Last night was the opening night for Sunny Afternoon at the Marlowe Theatre.
Running until this Saturday (8th April) then continuing its tour, Sunny Afternoon tells the story of one of Britain’s greatest bands, The Kinks.
For those unfamiliar with the music or story surrounding the band, the four piece originated from North London and were put together by brothers Dave and Ray Davies. Initially called “The Ravens” and beginning their music repertoire with R&B and rock, they ended up changing their band name, settling on The Kinks and adding more ballads to their music catalogue.
This smash hit, critically acclaimed show celebrates their music but also tells the story of the individual band members and their struggle with new found fame. Written by original front man Ray Davies, this show is perfect to honour Ray’s fellow band mates, their music and their personal stories.
Ray, played by Ryan O’ Donnell and Dave, played by Mark Newnham, couldn’t be more different as brothers. Although their love of music brings them closer, it also pulls them further apart as their fame increases.
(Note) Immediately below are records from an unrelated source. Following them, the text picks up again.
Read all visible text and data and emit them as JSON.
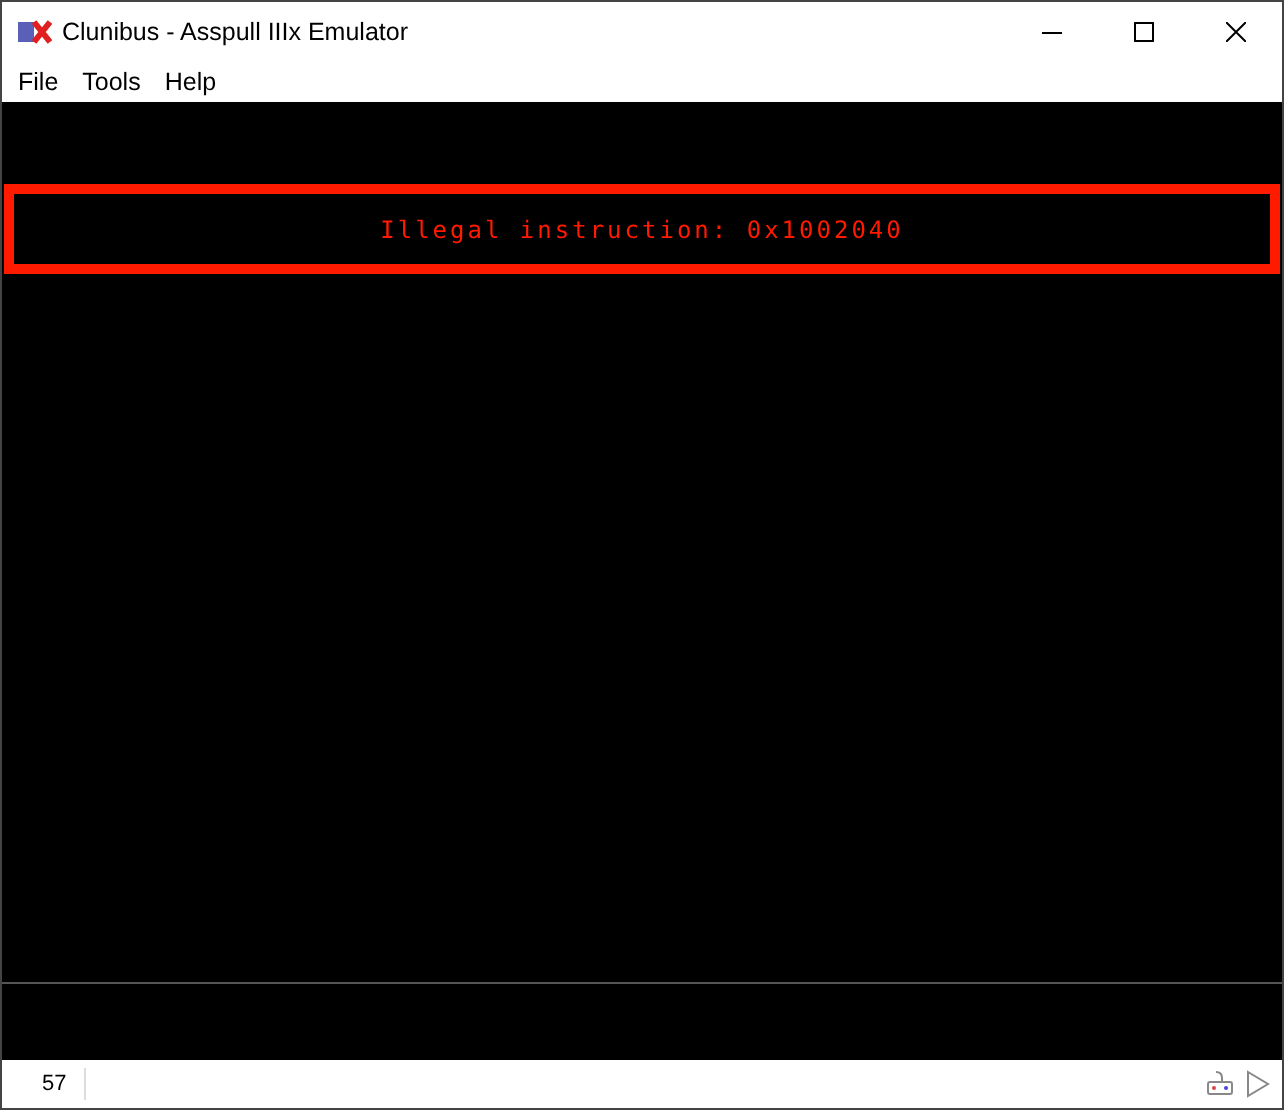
{
  "window": {
    "title": "Clunibus - Asspull IIIx Emulator"
  },
  "menu": [
    "File",
    "Tools",
    "Help"
  ],
  "screen": {
    "message": "Illegal instruction: 0x1002040"
  },
  "status_bar": {
    "fps": "57"
  }
}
Mark plays Dave with ease-the humour and character he portrays had the audience in hysterics. His battle with the fame the band brought him is poignant and there are some truly moving scenes alongside his brother.
Ryan plays the front man Ray, full of ambition and confidence, but sometimes allowing his past demons to take over. Not much of a talker, Ray would rather sing his way through life, finding it easier to battle his dark thoughts and sadness over his sister’s death with music.
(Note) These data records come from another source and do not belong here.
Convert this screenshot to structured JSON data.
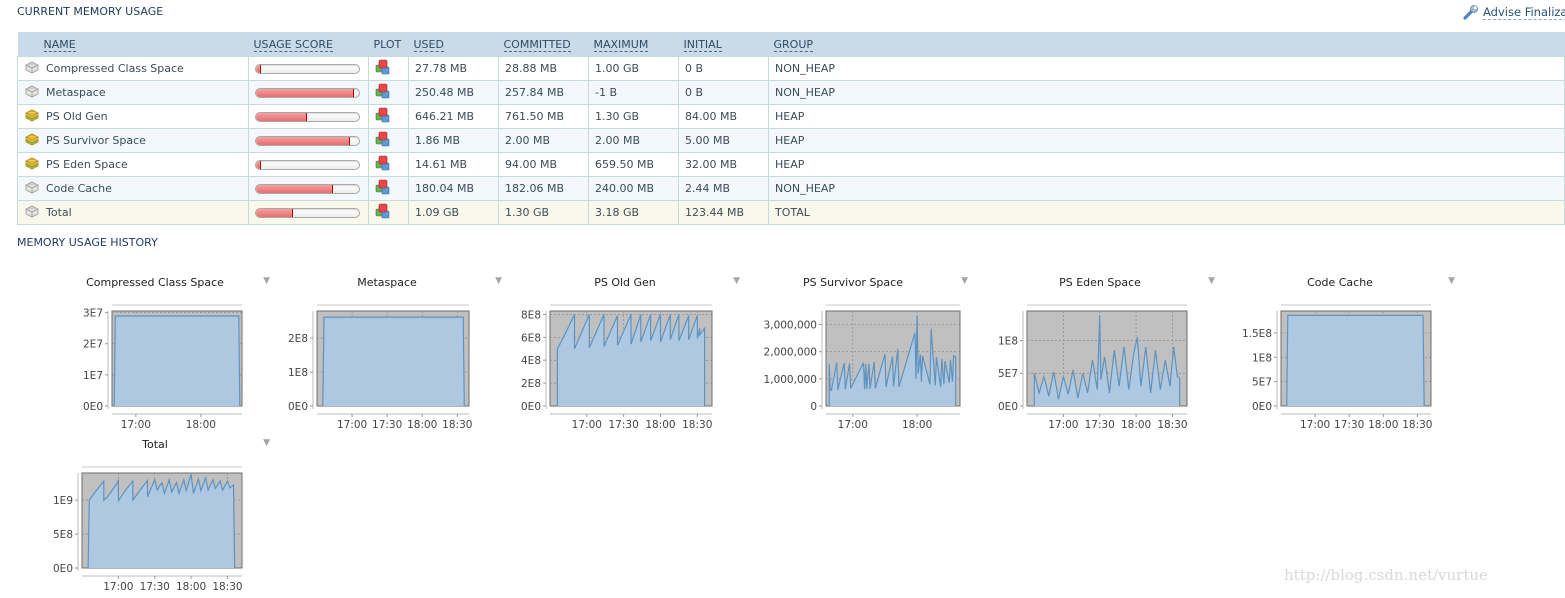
{
  "current": {
    "title": "CURRENT MEMORY USAGE",
    "advise_link": "Advise Finalizat",
    "columns": [
      "NAME",
      "USAGE SCORE",
      "PLOT",
      "USED",
      "COMMITTED",
      "MAXIMUM",
      "INITIAL",
      "GROUP"
    ],
    "rows": [
      {
        "name": "Compressed Class Space",
        "icon": "gray-block-icon",
        "usage_score": 0.04,
        "used": "27.78 MB",
        "committed": "28.88 MB",
        "maximum": "1.00 GB",
        "initial": "0 B",
        "group": "NON_HEAP"
      },
      {
        "name": "Metaspace",
        "icon": "gray-block-icon",
        "usage_score": 0.94,
        "used": "250.48 MB",
        "committed": "257.84 MB",
        "maximum": "-1 B",
        "initial": "0 B",
        "group": "NON_HEAP"
      },
      {
        "name": "PS Old Gen",
        "icon": "yellow-block-icon",
        "usage_score": 0.49,
        "used": "646.21 MB",
        "committed": "761.50 MB",
        "maximum": "1.30 GB",
        "initial": "84.00 MB",
        "group": "HEAP"
      },
      {
        "name": "PS Survivor Space",
        "icon": "yellow-block-icon",
        "usage_score": 0.9,
        "used": "1.86 MB",
        "committed": "2.00 MB",
        "maximum": "2.00 MB",
        "initial": "5.00 MB",
        "group": "HEAP"
      },
      {
        "name": "PS Eden Space",
        "icon": "yellow-block-icon",
        "usage_score": 0.04,
        "used": "14.61 MB",
        "committed": "94.00 MB",
        "maximum": "659.50 MB",
        "initial": "32.00 MB",
        "group": "HEAP"
      },
      {
        "name": "Code Cache",
        "icon": "gray-block-icon",
        "usage_score": 0.74,
        "used": "180.04 MB",
        "committed": "182.06 MB",
        "maximum": "240.00 MB",
        "initial": "2.44 MB",
        "group": "NON_HEAP"
      },
      {
        "name": "Total",
        "icon": "gray-block-icon",
        "usage_score": 0.35,
        "used": "1.09 GB",
        "committed": "1.30 GB",
        "maximum": "3.18 GB",
        "initial": "123.44 MB",
        "group": "TOTAL"
      }
    ]
  },
  "history": {
    "title": "MEMORY USAGE HISTORY"
  },
  "watermark": "http://blog.csdn.net/vurtue",
  "colors": {
    "fill": "#adc8e0",
    "line": "#5f93bf",
    "plot_bg": "#c0c0c0",
    "bar_fill": "#e86d6d"
  },
  "chart_data": [
    {
      "type": "area",
      "title": "Compressed Class Space",
      "x_range": [
        "16:38",
        "18:38"
      ],
      "xticks": [
        "17:00",
        "18:00"
      ],
      "yticks": [
        "0E0",
        "1E7",
        "2E7",
        "3E7"
      ],
      "ylim": [
        0,
        30500000
      ],
      "x": [
        "16:40",
        "16:41",
        "18:35",
        "18:36"
      ],
      "values": [
        0,
        28880000,
        28880000,
        0
      ]
    },
    {
      "type": "area",
      "title": "Metaspace",
      "x_range": [
        "16:30",
        "18:40"
      ],
      "xticks": [
        "17:00",
        "17:30",
        "18:00",
        "18:30"
      ],
      "yticks": [
        "0E0",
        "1E8",
        "2E8"
      ],
      "ylim": [
        0,
        280000000
      ],
      "x": [
        "16:35",
        "16:36",
        "18:35",
        "18:36"
      ],
      "values": [
        0,
        262000000,
        262000000,
        0
      ]
    },
    {
      "type": "area",
      "title": "PS Old Gen",
      "x_range": [
        "16:30",
        "18:42"
      ],
      "xticks": [
        "17:00",
        "17:30",
        "18:00",
        "18:30"
      ],
      "yticks": [
        "0E0",
        "2E8",
        "4E8",
        "6E8",
        "8E8"
      ],
      "ylim": [
        0,
        830000000
      ],
      "x": [
        "16:36",
        "16:36",
        "16:41",
        "16:50",
        "16:50",
        "17:02",
        "17:02",
        "17:14",
        "17:14",
        "17:25",
        "17:25",
        "17:36",
        "17:36",
        "17:44",
        "17:44",
        "17:52",
        "17:52",
        "18:00",
        "18:00",
        "18:08",
        "18:08",
        "18:15",
        "18:15",
        "18:23",
        "18:23",
        "18:30",
        "18:30",
        "18:32",
        "18:32",
        "18:36",
        "18:36"
      ],
      "values": [
        0,
        500000000,
        600000000,
        800000000,
        500000000,
        800000000,
        510000000,
        800000000,
        520000000,
        790000000,
        530000000,
        800000000,
        540000000,
        800000000,
        560000000,
        800000000,
        570000000,
        800000000,
        560000000,
        800000000,
        580000000,
        800000000,
        570000000,
        790000000,
        580000000,
        790000000,
        590000000,
        680000000,
        620000000,
        680000000,
        0
      ]
    },
    {
      "type": "area",
      "title": "PS Survivor Space",
      "x_range": [
        "16:35",
        "18:40"
      ],
      "xticks": [
        "17:00",
        "18:00"
      ],
      "yticks": [
        "0",
        "1,000,000",
        "2,000,000",
        "3,000,000"
      ],
      "ylim": [
        0,
        3500000
      ],
      "x": [
        "16:38",
        "16:38",
        "16:39",
        "16:40",
        "16:45",
        "16:46",
        "16:52",
        "16:53",
        "16:57",
        "16:58",
        "17:10",
        "17:11",
        "17:12",
        "17:13",
        "17:15",
        "17:16",
        "17:20",
        "17:21",
        "17:30",
        "17:31",
        "17:37",
        "17:38",
        "17:42",
        "17:43",
        "17:58",
        "17:59",
        "18:00",
        "18:01",
        "18:03",
        "18:04",
        "18:05",
        "18:12",
        "18:13",
        "18:17",
        "18:18",
        "18:22",
        "18:23",
        "18:25",
        "18:26",
        "18:30",
        "18:31",
        "18:33",
        "18:34",
        "18:36",
        "18:36"
      ],
      "values": [
        0,
        1550000,
        600000,
        580000,
        1600000,
        600000,
        1580000,
        620000,
        1570000,
        650000,
        1600000,
        620000,
        1550000,
        630000,
        1560000,
        640000,
        1620000,
        650000,
        1920000,
        700000,
        1820000,
        720000,
        2100000,
        700000,
        2700000,
        1000000,
        3350000,
        1200000,
        1900000,
        900000,
        1850000,
        800000,
        2850000,
        750000,
        1800000,
        700000,
        1750000,
        800000,
        1650000,
        850000,
        1700000,
        900000,
        1850000,
        1800000,
        0
      ]
    },
    {
      "type": "area",
      "title": "PS Eden Space",
      "x_range": [
        "16:30",
        "18:42"
      ],
      "xticks": [
        "17:00",
        "17:30",
        "18:00",
        "18:30"
      ],
      "yticks": [
        "0E0",
        "5E7",
        "1E8"
      ],
      "ylim": [
        0,
        145000000
      ],
      "x": [
        "16:36",
        "16:36",
        "16:40",
        "16:44",
        "16:48",
        "16:52",
        "16:56",
        "17:00",
        "17:04",
        "17:08",
        "17:12",
        "17:16",
        "17:20",
        "17:24",
        "17:28",
        "17:30",
        "17:31",
        "17:34",
        "17:38",
        "17:42",
        "17:46",
        "17:50",
        "17:54",
        "17:58",
        "18:01",
        "18:04",
        "18:08",
        "18:12",
        "18:16",
        "18:20",
        "18:24",
        "18:28",
        "18:31",
        "18:34",
        "18:36",
        "18:36"
      ],
      "values": [
        0,
        50000000,
        20000000,
        45000000,
        15000000,
        52000000,
        10000000,
        45000000,
        18000000,
        55000000,
        12000000,
        50000000,
        20000000,
        70000000,
        25000000,
        138000000,
        40000000,
        75000000,
        20000000,
        85000000,
        30000000,
        90000000,
        25000000,
        80000000,
        105000000,
        30000000,
        90000000,
        20000000,
        85000000,
        25000000,
        70000000,
        30000000,
        90000000,
        45000000,
        42000000,
        0
      ]
    },
    {
      "type": "area",
      "title": "Code Cache",
      "x_range": [
        "16:30",
        "18:42"
      ],
      "xticks": [
        "17:00",
        "17:30",
        "18:00",
        "18:30"
      ],
      "yticks": [
        "0E0",
        "5E7",
        "1E8",
        "1.5E8"
      ],
      "ylim": [
        0,
        195000000
      ],
      "x": [
        "16:35",
        "16:36",
        "18:35",
        "18:36"
      ],
      "values": [
        0,
        186000000,
        186000000,
        0
      ]
    },
    {
      "type": "area",
      "title": "Total",
      "x_range": [
        "16:30",
        "18:42"
      ],
      "xticks": [
        "17:00",
        "17:30",
        "18:00",
        "18:30"
      ],
      "yticks": [
        "0E0",
        "5E8",
        "1E9"
      ],
      "ylim": [
        0,
        1400000000
      ],
      "x": [
        "16:35",
        "16:36",
        "16:40",
        "16:48",
        "16:48",
        "16:51",
        "16:59",
        "17:00",
        "17:00",
        "17:06",
        "17:12",
        "17:12",
        "17:18",
        "17:24",
        "17:24",
        "17:30",
        "17:32",
        "17:36",
        "17:38",
        "17:42",
        "17:44",
        "17:48",
        "17:50",
        "17:54",
        "17:56",
        "18:00",
        "18:02",
        "18:06",
        "18:08",
        "18:12",
        "18:14",
        "18:18",
        "18:20",
        "18:24",
        "18:26",
        "18:30",
        "18:32",
        "18:35",
        "18:36"
      ],
      "values": [
        0,
        1000000000,
        1100000000,
        1280000000,
        1000000000,
        1050000000,
        1250000000,
        1300000000,
        990000000,
        1150000000,
        1280000000,
        1000000000,
        1150000000,
        1290000000,
        1050000000,
        1300000000,
        1150000000,
        1260000000,
        1100000000,
        1300000000,
        1120000000,
        1260000000,
        1100000000,
        1300000000,
        1140000000,
        1380000000,
        1100000000,
        1310000000,
        1140000000,
        1330000000,
        1150000000,
        1300000000,
        1170000000,
        1280000000,
        1150000000,
        1280000000,
        1180000000,
        1220000000,
        0
      ]
    }
  ]
}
This duo, produce some unbelievably beautiful harmonies together, often singing with the rawness of emotion you genuinely don’t expect when the show begins.
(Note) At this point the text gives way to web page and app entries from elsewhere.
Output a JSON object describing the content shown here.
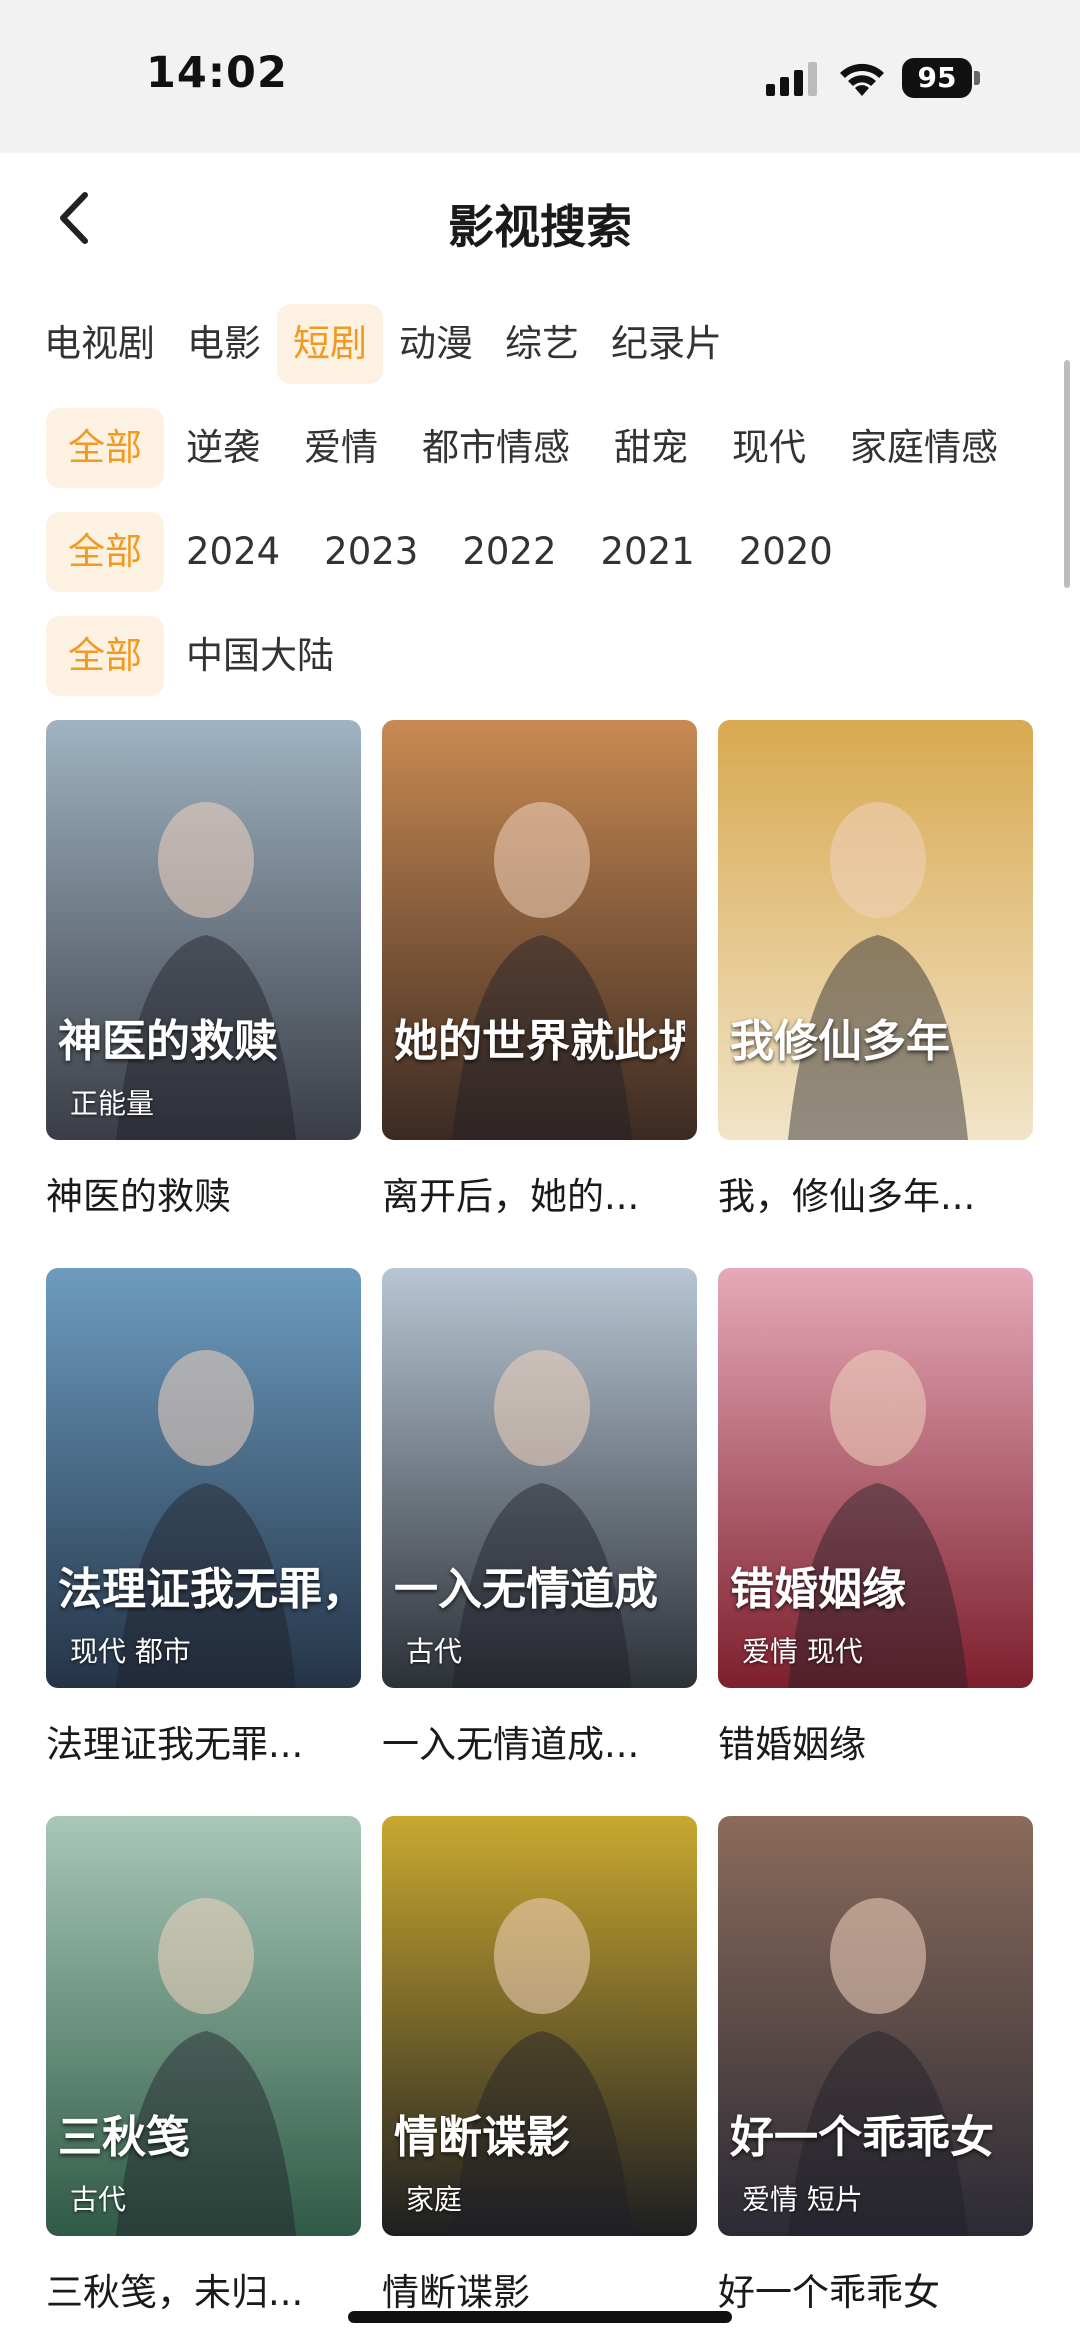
{
  "status_bar": {
    "time": "14:02",
    "battery": "95"
  },
  "header": {
    "title": "影视搜索"
  },
  "category_tabs": [
    {
      "label": "电视剧",
      "active": false
    },
    {
      "label": "电影",
      "active": false
    },
    {
      "label": "短剧",
      "active": true
    },
    {
      "label": "动漫",
      "active": false
    },
    {
      "label": "综艺",
      "active": false
    },
    {
      "label": "纪录片",
      "active": false
    }
  ],
  "genre_filters": [
    {
      "label": "全部",
      "active": true
    },
    {
      "label": "逆袭",
      "active": false
    },
    {
      "label": "爱情",
      "active": false
    },
    {
      "label": "都市情感",
      "active": false
    },
    {
      "label": "甜宠",
      "active": false
    },
    {
      "label": "现代",
      "active": false
    },
    {
      "label": "家庭情感",
      "active": false
    }
  ],
  "year_filters": [
    {
      "label": "全部",
      "active": true
    },
    {
      "label": "2024",
      "active": false
    },
    {
      "label": "2023",
      "active": false
    },
    {
      "label": "2022",
      "active": false
    },
    {
      "label": "2021",
      "active": false
    },
    {
      "label": "2020",
      "active": false
    }
  ],
  "region_filters": [
    {
      "label": "全部",
      "active": true
    },
    {
      "label": "中国大陆",
      "active": false
    }
  ],
  "results": [
    {
      "title": "神医的救赎",
      "tag": "正能量",
      "poster_text": "神医的救赎",
      "colors": [
        "#9fb3c2",
        "#3a3d45"
      ]
    },
    {
      "title": "离开后，她的...",
      "tag": "",
      "poster_text": "她的世界就此坍塌",
      "colors": [
        "#c98a52",
        "#3b2a22"
      ]
    },
    {
      "title": "我，修仙多年...",
      "tag": "",
      "poster_text": "我修仙多年",
      "colors": [
        "#d8a950",
        "#f1e4c8"
      ]
    },
    {
      "title": "法理证我无罪...",
      "tag": "现代 都市",
      "poster_text": "法理证我无罪，",
      "colors": [
        "#6d9cc0",
        "#243447"
      ]
    },
    {
      "title": "一入无情道成...",
      "tag": "古代",
      "poster_text": "一入无情道成",
      "colors": [
        "#b7c6d3",
        "#2d3138"
      ]
    },
    {
      "title": "错婚姻缘",
      "tag": "爱情 现代",
      "poster_text": "错婚姻缘",
      "colors": [
        "#e6a9b8",
        "#7d1f2d"
      ]
    },
    {
      "title": "三秋笺，未归...",
      "tag": "古代",
      "poster_text": "三秋笺",
      "colors": [
        "#a8c7b8",
        "#2f5a46"
      ]
    },
    {
      "title": "情断谍影",
      "tag": "家庭",
      "poster_text": "情断谍影",
      "colors": [
        "#c9a830",
        "#1e1e22"
      ]
    },
    {
      "title": "好一个乖乖女",
      "tag": "爱情 短片",
      "poster_text": "好一个乖乖女",
      "colors": [
        "#8b6b5a",
        "#2b2a35"
      ]
    }
  ],
  "colors": {
    "accent": "#f29a1f",
    "accent_bg": "#fdf1e2"
  }
}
Garmon Rhys plays bass guitarist Pete. His honesty is clear to see. His genuine concern and fear for his future with the band produces some truly sentimental moments, especially between him and Ray.
Although Mark and Ryan are at the forefront of the vocal performances for the majority of the show, Garmon comes into his own at the end, laying himself bare and treating the audience to an unexpected melodic performance.
The drummer of the band, Mick, is played by Andrew Gallo. Without the cliché band member look you’d expect, it would be easy to place Andrew at the back of the stage, forgotten about. Thankfully. Andrew came into his own and wowed the audience with an incredible drum solo, alongside some brilliant humorous dialogue throughout.
The cast in its entirety isn’t on the small side. Plenty of backing singers and cast members taking on various roles, the show isn’t without its busy, fast paced moments. Somehow though, there are moments- quiet poignant moments- where the audience are sucked into stories, where the actors involved previously had you laughing but then suddenly bring you close to tears with their moving performances.
Authentic props, beautiful acoustic performances, great choreography and brilliant dialogue,alongside the talented cast, make this one of the must-see shows of this year.
by Jemma Willson of Mayflower Blogs